But no matter the differences in our approaches to Teshuva, I like to think we all have one thing in common this time of year: We are looking for catalysts to help us in the Teshuva department. Who will be speaking in the community about Teshuva? Which videos are worth watching that may wake us up appropriately? Which classic Jewish texts may remind me of the proper way to behave?

It is in that light that I would like to recommend a new source of inspiration, one that could play a role in how you look at the world and Judaism this year. No, it’s not Yissocher Frand’s latest.  Not Jonathan Sacks’.  Nor Paysach Krohn’s.

Instead, it’s a book that, on the surface, seems to have nothing to do with how each of us can improve our Jewish observance. Rather, it’s a story.

The book, called Doublelife: One Family, Two Faiths and a Journey of Hope (2013, Longhill Press, 237 pp.), is about two people who first find each other and then find Torah Judaism.

It’s written in an easy-to-read fashion, structured as letters “sent” between Harold Berman and his now-wife Gayle Redlingshafer Berman, as their relationship developed over the course of more than 20 years.  (According to Mr. Berman, while the ideas contained within each letter are all true, most of the letters themselves were made up for literary purposes.) And it’s a remarkable story, filled with twists and turns that make the reader want to flip directly to the end to see how it ends. And while the end certainly does not disappoint, it’s spending the more than 200 pages in getting there that may prove the most useful to the reader, particularly at this time of year.

The story itself is simple: non-religious Jewish man meets non-Jewish woman and wants to marry her. He doesn’t care about Jewish observance, but does feel a basic sense of Jewish identity.
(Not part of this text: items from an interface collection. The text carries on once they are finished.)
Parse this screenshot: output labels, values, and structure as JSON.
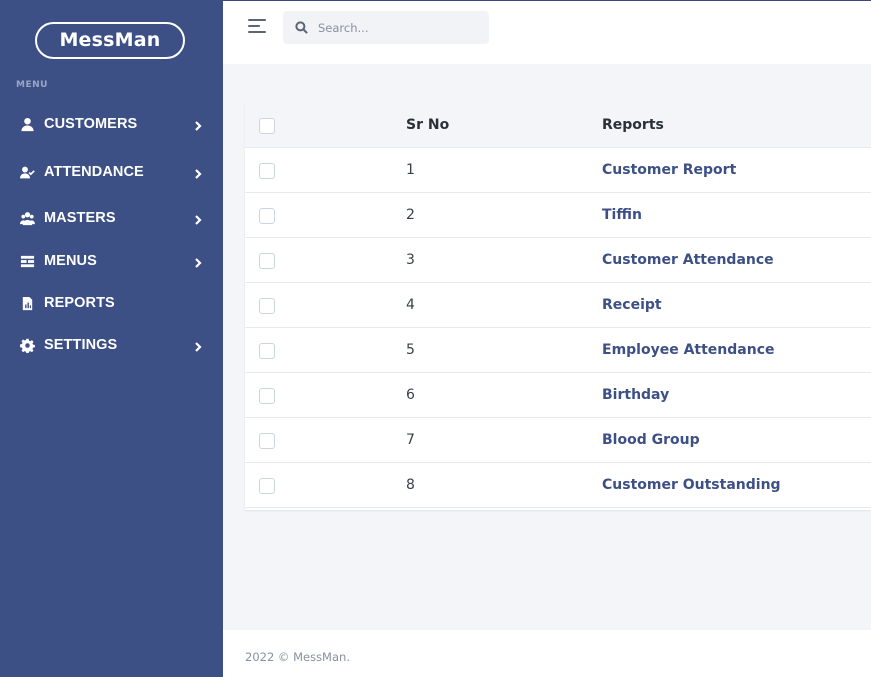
{
  "brand": {
    "name": "MessMan"
  },
  "sidebar": {
    "heading": "MENU",
    "items": [
      {
        "label": "CUSTOMERS",
        "icon": "user-icon",
        "has_submenu": true
      },
      {
        "label": "ATTENDANCE",
        "icon": "user-check-icon",
        "has_submenu": true
      },
      {
        "label": "MASTERS",
        "icon": "users-icon",
        "has_submenu": true
      },
      {
        "label": "MENUS",
        "icon": "list-icon",
        "has_submenu": true
      },
      {
        "label": "REPORTS",
        "icon": "report-file-icon",
        "has_submenu": false
      },
      {
        "label": "SETTINGS",
        "icon": "gear-icon",
        "has_submenu": true
      }
    ]
  },
  "topbar": {
    "search_placeholder": "Search..."
  },
  "table": {
    "columns": [
      "Sr No",
      "Reports"
    ],
    "rows": [
      {
        "sr": "1",
        "report": "Customer Report"
      },
      {
        "sr": "2",
        "report": "Tiffin"
      },
      {
        "sr": "3",
        "report": "Customer Attendance"
      },
      {
        "sr": "4",
        "report": "Receipt"
      },
      {
        "sr": "5",
        "report": "Employee Attendance"
      },
      {
        "sr": "6",
        "report": "Birthday"
      },
      {
        "sr": "7",
        "report": "Blood Group"
      },
      {
        "sr": "8",
        "report": "Customer Outstanding"
      }
    ]
  },
  "footer": {
    "text": "2022 © MessMan."
  },
  "colors": {
    "sidebar_bg": "#3d5086",
    "link": "#3d5086",
    "page_bg": "#f3f5f9"
  }
}
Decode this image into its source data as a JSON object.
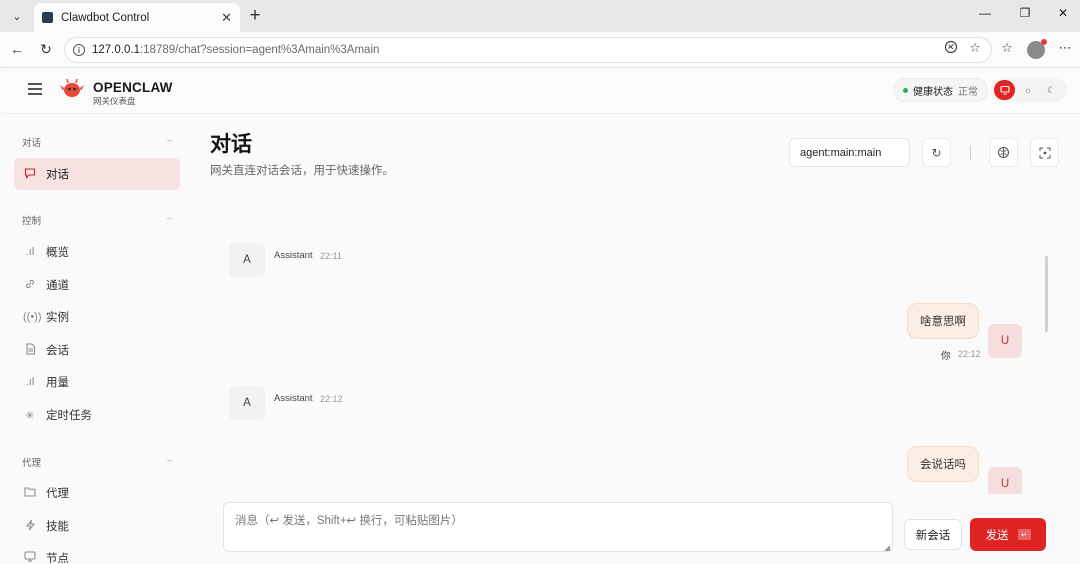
{
  "browser": {
    "tab_title": "Clawdbot Control",
    "url_host": "127.0.0.1",
    "url_path": ":18789/chat?session=agent%3Amain%3Amain",
    "icons": [
      "tab-search-icon",
      "back-icon",
      "reload-icon",
      "info-icon",
      "read-aloud-icon",
      "star-icon",
      "favorites-icon",
      "profile-avatar",
      "more-icon"
    ]
  },
  "header": {
    "brand": "OPENCLAW",
    "brand_sub": "网关仪表盘",
    "health_label": "健康状态",
    "health_value": "正常",
    "accent_color": "#e02424",
    "health_dot_color": "#27ae60"
  },
  "sidebar": {
    "sections": [
      {
        "title": "对话",
        "items": [
          {
            "label": "对话",
            "icon": "chat-icon",
            "active": true
          }
        ]
      },
      {
        "title": "控制",
        "items": [
          {
            "label": "概览",
            "icon": "bar-chart-icon"
          },
          {
            "label": "通道",
            "icon": "link-icon"
          },
          {
            "label": "实例",
            "icon": "broadcast-icon"
          },
          {
            "label": "会话",
            "icon": "document-icon"
          },
          {
            "label": "用量",
            "icon": "bar-chart-icon"
          },
          {
            "label": "定时任务",
            "icon": "loader-icon"
          }
        ]
      },
      {
        "title": "代理",
        "items": [
          {
            "label": "代理",
            "icon": "folder-icon"
          },
          {
            "label": "技能",
            "icon": "lightning-icon"
          },
          {
            "label": "节点",
            "icon": "monitor-icon"
          }
        ]
      }
    ]
  },
  "main": {
    "title": "对话",
    "subtitle": "网关直连对话会话，用于快速操作。",
    "session_value": "agent:main:main",
    "messages": [
      {
        "role": "assistant",
        "avatar": "A",
        "name": "Assistant",
        "time": "22:11"
      },
      {
        "role": "user",
        "avatar": "U",
        "name": "你",
        "text": "啥意思啊",
        "time": "22:12"
      },
      {
        "role": "assistant",
        "avatar": "A",
        "name": "Assistant",
        "time": "22:12"
      },
      {
        "role": "user",
        "avatar": "U",
        "text": "会说话吗"
      }
    ]
  },
  "composer": {
    "placeholder": "消息（↩ 发送，Shift+↩ 换行，可粘贴图片）",
    "new_session_label": "新会话",
    "send_label": "发送",
    "send_key_hint": "↵"
  }
}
She, a well-respected church choir singer and soloist, has a strong Christian background, but finds herself gravitating toward some concepts and ideas that are central to Judaism.

Still, even though we’ve heard this story before, about a mixed marriage couple that becomes more religious as time goes by (even with the gentile spouse going through a proper conversion), it is the letter-centric format of Doublelife that wakes up the reader.

As Harold and Gayle ask themselves and each other key questions about Judaism and God, the reader is right with them, asking and trying to answer the same questions.

As Gayle questions the difficulties associated with Orthodox life, such as separate seating in the synagogue, the reader has no choice but to think about them as well.

And when Harold and Gayle come to the realization that Judaism is only worth it when observance is done to the fullest extent that one is able, the reader is forced to look in the mirror and ask him/herself the question that is on all of our minds this time of year.

Am I doing what I should be doing as a Jew?

If you are not looking for the intense introspective experience that this writer had while reading Doublelife, not to worry.  This simple, pleasant book has a story that stands alone as strong and interesting.

But if you are looking, as written above, for a catalyst for spiritual growth during this intense time of year, Doublelife just might set your mind in the right direction.